Presentation on theme: "Using RMMS to Track the Implementation of Watershed-based Plans Scott Ristau, Illinois Environmental Protection Agency."— Presentation transcript:
Using RMMS to Track the Implementation of Watershed-based Plans Scott Ristau, Illinois Environmental Protection Agency
Resource Management Mapping Service (RMMS) The Illinois Environmental Protection Agency (Illinois EPA) uses the Resource Management Mapping Service to help track the development and implementation of watershed-based plans in Illinois.
The Resource Management Mapping Service, or RMMS, is maintained by the University of Illinois with support from the Illinois EPA and other state agencies. The website is located at The Resource Management Mapping Service, or RMMS, is maintained by the University of Illinois with support from the Illinois EPA and other state agencies. The website is located at
RMMS uses a wide range of coordinated natural resource related databases to provide an online, interactive mapping environment designed to help government agencies and others evaluate and manage geographically-based information about Illinois’ natural resources, particularly water resources, so that they can more effectively develop and implement appropriate resource protection and enhancement measures.
So there is a lot that RMMS can do but I’m going to focus primarily on those features that are used to track the implementation of watershed-based plans. However, I also want to point out that many of the data layers in RMMS can also help local stakeholders as they go through the process of developing a watershed-based plan.
Fore example, RMMS contains information on the physical location of lakes and streams assessed and reported in accordance with Section 305(b) of the Federal Clean Water Act.
The 305b assessment data for those lakes and streams can also be viewed in RMMS by using the map identify tool.
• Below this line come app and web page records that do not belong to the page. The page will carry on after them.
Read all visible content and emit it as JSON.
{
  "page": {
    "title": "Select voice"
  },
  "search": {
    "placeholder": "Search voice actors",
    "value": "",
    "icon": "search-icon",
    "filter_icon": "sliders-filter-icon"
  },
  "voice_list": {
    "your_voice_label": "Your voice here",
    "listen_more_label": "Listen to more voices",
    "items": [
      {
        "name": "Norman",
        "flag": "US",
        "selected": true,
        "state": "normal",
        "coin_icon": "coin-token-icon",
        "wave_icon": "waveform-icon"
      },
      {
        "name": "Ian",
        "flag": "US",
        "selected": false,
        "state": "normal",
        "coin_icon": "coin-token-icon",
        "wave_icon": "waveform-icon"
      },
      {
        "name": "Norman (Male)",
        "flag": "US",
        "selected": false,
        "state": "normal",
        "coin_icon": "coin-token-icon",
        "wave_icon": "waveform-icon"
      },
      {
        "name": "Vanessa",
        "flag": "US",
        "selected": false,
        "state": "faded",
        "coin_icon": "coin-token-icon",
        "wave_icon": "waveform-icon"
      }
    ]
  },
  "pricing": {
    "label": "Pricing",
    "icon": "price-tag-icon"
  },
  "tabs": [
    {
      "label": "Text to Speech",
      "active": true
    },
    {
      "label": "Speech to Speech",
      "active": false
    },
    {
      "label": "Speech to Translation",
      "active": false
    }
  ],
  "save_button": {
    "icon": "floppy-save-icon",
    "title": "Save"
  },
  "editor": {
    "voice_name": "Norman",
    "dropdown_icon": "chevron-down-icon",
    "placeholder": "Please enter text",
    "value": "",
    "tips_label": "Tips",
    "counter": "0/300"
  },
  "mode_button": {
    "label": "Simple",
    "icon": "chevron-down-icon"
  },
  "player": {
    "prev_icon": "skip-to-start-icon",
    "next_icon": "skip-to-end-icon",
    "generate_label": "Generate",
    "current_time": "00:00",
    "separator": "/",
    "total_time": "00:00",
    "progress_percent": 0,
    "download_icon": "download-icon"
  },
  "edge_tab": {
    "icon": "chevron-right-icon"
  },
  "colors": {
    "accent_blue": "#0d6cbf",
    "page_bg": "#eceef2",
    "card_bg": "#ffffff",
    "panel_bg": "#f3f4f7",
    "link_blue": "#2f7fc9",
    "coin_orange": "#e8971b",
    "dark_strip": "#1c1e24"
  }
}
The codes in the pop-up table are explained in the metadata, which can be viewed by clicking on the name of the data layer.
RMMS can also display the streams and lakes that have been listed in accordance with Section 303(d) of the Clean Water Act (CWA).
And we can look at the 303d list information using the map identify tool
RMMS can also generate HUC12 reports that are designed to describe important characteristics of an individual 12 digit hydrologic unit code (HUC) watershed. The Land Cover report describes the HUC 12 in terms of its size, floodzones, percent imperviousness, land use, governmental units, miles of stream, and lake acres.
The Water Quality report provides the 303d and 305b assessment information for those lakes and steams that are within that 12 digit HUC. It also provides information on the water quality monitoring stations, community water supply wells, and NPDES outfalls that fall within that 12 digit HUC.
The Soils report summarizes information about the soils within that 12 digit HUC in terms of hydrologic soil groups, hydric classification, drainage class, flooding frequency, runoff potential, runoff class, and highly erodible lands.
RMMS also contains data on watershed-based plans that have been developed to control nonpoint source (NPS) pollution. So we can see where we have plans and where we don’t.
Again, using the Map Identify tool you can see some basic information about an individual plan and there is also a link to a copy of the plan.
RMMS allows the user to run reports, such as a report to see what nonpoint source pollution control BMPs were recommended by a specific plan.
RMMS also contains information about BMPs that have actually been implemented, such data on individual BMPs implemented with Section 319 funding. Each pink star represents a Section 319 funded BMP.
The BMP information at RMMS is being used in a number of ways. For example, it’s used to: 1.document NPS pollution control progress in terms of BMPs and pollutant load reductions at various scales (watershed, county, state); 2.identify potential conflicts or synergies that may exist between proposed BMPs and past BMPs (i.e., will a proposed new streambank stabilization project adversely impact a wetland restoration project previously implemented in the same vicinity); 3.facilitate follow up inspections of past BMPs to identify maintenance needs or other issues; 4.identify future NPS control needs in relationship to past accomplishments; and 5.track the implementation of watershed-based plans.
RMMS allows the user to run reports on BMP implementation, such as a report to list the BMPs implemented within the area covered by a watershed plan.
By having this information in RMMS users can compare the units (acres, feet, number) & load reductions of BMPs actually implemented under Section 319 and other programs to the BMP recommendations contained in the watershed plan to see what kind progress is being made in terms of implementing the plan.
For example, by combining the two RMMS tables we generated before we can see what was recommended versus what has been achieved in this planning area.
But we have to keep in mind that the BMP data layers currently available in RMMS don’t tell the whole story. For example, RMMS doesn’t have data on BMPs that are being implemented privately or under certain other government programs, such as those administered by NRCS.
The 319 BMP reports in RMMS also help us populate several fields in GRTS. For example, say we had a project that installed BMPs in multiple 12-digit HUCs. We can run a BMP report in RMMS for that specific project, download the report to Excel, and sort the results by HUC12.
This data can then be used to define the Drainage Areas in GRTS as well as the Pollutant Load Reduction fields and BMP fields in GRTS for those specific drainage areas.
Thank You Scott Ristau, Illinois Environmental Protection Agency Scott Ristau, Illinois Environmental Protection Agency